Bride Didn’t Wear White: Color Options for Wedding & Special Occasion Dresses

By: Jessie Harbin

I always dreamed of getting married. I can’t help it. I love having a job and a career, but I’ve also always wanted to be a wife. So naturally, when that handsome 6-foot-4 boy got down on one knee last summer, I was thrilled. The wedding planning began and the search for the perfect dress was on.

I wanted traditional. I want everything to be traditional. I wanted a church wedding with bells and lace. As the dress hunt got started, I tried on a stark white gown. Standing before that dressing room mirror, I looked like an angel. Not one of those ethereal images you see in paintings of heaven.

No, I looked like one of the angels the Almighty sends when he needs to blind someone in a flash of light.

My skin blurred into one ghostly form with the dress.

Clearly there are few fair skin wedding designers out there who understand we need a bit of color. Even with other special occasion gowns, there are (albeit harder to find) options instead of ream-of-paper white:

1. Champagne: These dresses are growing in popularity, according to Pinterest and several bridal salon saleswomen. Then again, they probably would have told me neon green dresses were in style if I had expressed an interest.

2. Pale pink: Some wedding dresses have a pale pink overlay on top of the white, adding some color to a traditional dress.

3. Purple: Julianne Moore wore a lilac Prada wedding dress when she married husband Bart Freundlich in August 2003. The non-traditional dress was an understated and stylish choice for their backyard wedding in New York City.

4. Embroidered: I’ve noticed a lot of white dresses that offer embellishments around the neckline, arms and hem. That will give you a bit of color without sacrificing your traditional white.

5. Vintage: I tried on several vintage dresses that were aged–but not yellowed. There is a big difference. If you get a vintage dress, expect some of the color to come out with a professional laundering. This depends on how the garment was stored and how old it was. Keep in mind that sizes have changed a lot, so don’t get discouraged if you wear a bigger size than your normal clothes.

6. Heirloom: I’m going this route. I am wearing my mother’s dress, it’s candlelight white with a Queen Anne neckline and long lace sleeves. The top portion didn’t fit–partially because she became an aerobics instructor before her wedding and lost 40 pounds–but we found a local seamstress who agreed to re-work the top into something more my style and size for about $200.

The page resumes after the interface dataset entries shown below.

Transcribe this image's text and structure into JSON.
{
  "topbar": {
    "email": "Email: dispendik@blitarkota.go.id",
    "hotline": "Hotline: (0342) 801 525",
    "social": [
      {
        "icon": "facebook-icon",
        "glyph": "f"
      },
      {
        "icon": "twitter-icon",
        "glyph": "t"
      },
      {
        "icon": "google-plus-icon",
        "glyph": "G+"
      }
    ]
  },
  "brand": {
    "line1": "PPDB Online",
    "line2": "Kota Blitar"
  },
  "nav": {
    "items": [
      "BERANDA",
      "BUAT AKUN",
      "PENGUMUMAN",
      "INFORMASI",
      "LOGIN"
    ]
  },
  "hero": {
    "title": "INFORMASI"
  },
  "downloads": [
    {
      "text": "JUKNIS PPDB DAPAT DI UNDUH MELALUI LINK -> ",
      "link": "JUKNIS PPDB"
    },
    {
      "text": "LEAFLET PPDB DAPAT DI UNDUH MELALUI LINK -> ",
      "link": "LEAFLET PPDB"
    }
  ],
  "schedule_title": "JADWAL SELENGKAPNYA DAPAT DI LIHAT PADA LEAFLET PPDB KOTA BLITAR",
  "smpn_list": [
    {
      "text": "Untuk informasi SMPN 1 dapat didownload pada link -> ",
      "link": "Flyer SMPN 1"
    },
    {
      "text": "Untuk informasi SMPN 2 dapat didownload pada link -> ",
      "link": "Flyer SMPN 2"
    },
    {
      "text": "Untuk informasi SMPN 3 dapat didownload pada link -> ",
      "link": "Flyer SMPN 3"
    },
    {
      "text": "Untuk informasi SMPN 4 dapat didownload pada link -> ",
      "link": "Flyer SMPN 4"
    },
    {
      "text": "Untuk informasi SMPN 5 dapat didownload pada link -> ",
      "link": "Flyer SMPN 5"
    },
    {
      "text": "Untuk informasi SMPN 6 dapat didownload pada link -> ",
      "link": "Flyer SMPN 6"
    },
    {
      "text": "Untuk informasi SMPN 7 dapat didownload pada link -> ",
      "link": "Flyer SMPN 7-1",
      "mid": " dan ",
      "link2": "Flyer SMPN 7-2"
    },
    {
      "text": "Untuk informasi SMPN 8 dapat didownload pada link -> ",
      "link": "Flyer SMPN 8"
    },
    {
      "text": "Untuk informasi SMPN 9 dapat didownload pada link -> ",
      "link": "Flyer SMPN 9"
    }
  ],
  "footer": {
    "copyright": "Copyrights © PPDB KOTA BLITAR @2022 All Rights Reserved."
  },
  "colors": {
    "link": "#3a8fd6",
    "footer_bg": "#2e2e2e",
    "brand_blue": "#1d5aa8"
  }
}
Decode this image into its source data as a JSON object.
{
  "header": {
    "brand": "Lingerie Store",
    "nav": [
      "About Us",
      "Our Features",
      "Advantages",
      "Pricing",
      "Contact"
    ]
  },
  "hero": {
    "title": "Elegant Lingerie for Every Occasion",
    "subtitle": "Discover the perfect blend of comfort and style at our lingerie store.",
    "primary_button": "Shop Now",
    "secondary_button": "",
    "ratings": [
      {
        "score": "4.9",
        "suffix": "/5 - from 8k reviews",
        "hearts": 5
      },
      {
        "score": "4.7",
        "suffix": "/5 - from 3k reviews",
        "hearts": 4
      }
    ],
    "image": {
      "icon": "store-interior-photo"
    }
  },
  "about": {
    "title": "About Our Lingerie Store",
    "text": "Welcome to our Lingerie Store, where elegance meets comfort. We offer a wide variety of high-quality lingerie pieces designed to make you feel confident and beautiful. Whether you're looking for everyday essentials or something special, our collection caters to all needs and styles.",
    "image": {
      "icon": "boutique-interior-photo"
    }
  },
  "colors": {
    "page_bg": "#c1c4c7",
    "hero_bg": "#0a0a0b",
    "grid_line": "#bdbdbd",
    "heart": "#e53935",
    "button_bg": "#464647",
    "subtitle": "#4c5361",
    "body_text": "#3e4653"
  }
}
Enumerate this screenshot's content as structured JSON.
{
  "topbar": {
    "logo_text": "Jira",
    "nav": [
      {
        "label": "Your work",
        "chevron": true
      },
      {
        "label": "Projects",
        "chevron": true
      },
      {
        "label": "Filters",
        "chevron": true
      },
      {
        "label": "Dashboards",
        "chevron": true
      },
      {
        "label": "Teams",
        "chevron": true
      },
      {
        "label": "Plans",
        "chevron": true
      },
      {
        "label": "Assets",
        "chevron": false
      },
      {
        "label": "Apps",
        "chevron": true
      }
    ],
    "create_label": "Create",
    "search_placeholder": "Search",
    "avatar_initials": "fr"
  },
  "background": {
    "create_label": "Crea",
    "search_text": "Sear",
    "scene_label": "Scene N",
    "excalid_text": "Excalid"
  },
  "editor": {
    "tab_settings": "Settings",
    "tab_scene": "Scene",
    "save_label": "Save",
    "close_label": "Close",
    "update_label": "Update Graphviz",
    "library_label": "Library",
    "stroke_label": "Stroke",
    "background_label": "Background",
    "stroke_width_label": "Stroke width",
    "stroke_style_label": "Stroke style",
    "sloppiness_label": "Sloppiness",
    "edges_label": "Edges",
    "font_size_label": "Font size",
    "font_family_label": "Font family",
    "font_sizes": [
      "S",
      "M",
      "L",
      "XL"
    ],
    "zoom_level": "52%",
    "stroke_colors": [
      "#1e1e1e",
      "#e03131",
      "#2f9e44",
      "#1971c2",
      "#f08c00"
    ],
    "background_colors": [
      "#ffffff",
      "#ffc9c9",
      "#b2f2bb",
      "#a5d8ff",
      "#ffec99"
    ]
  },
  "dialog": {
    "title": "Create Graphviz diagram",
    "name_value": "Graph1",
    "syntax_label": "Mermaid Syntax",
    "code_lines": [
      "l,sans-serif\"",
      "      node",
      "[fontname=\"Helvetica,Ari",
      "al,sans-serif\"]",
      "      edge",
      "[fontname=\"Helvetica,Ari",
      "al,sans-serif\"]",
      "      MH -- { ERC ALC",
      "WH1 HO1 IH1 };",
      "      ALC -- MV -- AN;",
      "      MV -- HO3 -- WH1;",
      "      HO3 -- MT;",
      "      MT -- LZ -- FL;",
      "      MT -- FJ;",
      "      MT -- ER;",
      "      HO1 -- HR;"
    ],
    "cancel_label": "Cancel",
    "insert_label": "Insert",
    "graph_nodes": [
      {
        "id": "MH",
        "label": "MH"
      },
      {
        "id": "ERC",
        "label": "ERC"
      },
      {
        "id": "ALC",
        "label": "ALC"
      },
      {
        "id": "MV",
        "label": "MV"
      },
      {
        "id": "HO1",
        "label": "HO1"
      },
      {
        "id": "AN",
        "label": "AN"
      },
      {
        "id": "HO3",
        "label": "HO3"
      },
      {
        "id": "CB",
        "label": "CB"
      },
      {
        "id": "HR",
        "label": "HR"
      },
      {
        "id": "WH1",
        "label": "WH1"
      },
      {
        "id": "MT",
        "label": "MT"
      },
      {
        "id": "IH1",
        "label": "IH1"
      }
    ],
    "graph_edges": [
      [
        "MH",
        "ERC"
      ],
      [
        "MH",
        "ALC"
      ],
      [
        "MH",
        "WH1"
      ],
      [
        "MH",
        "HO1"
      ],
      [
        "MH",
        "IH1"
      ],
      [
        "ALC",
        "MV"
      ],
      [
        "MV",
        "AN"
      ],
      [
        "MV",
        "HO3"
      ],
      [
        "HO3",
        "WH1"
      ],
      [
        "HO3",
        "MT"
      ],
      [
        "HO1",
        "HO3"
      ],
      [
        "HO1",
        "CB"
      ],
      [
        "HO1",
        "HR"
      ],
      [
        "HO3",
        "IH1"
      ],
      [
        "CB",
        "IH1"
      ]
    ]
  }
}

READ: Makeup Tips for Redhead Brides 

Rock it like a Redhead!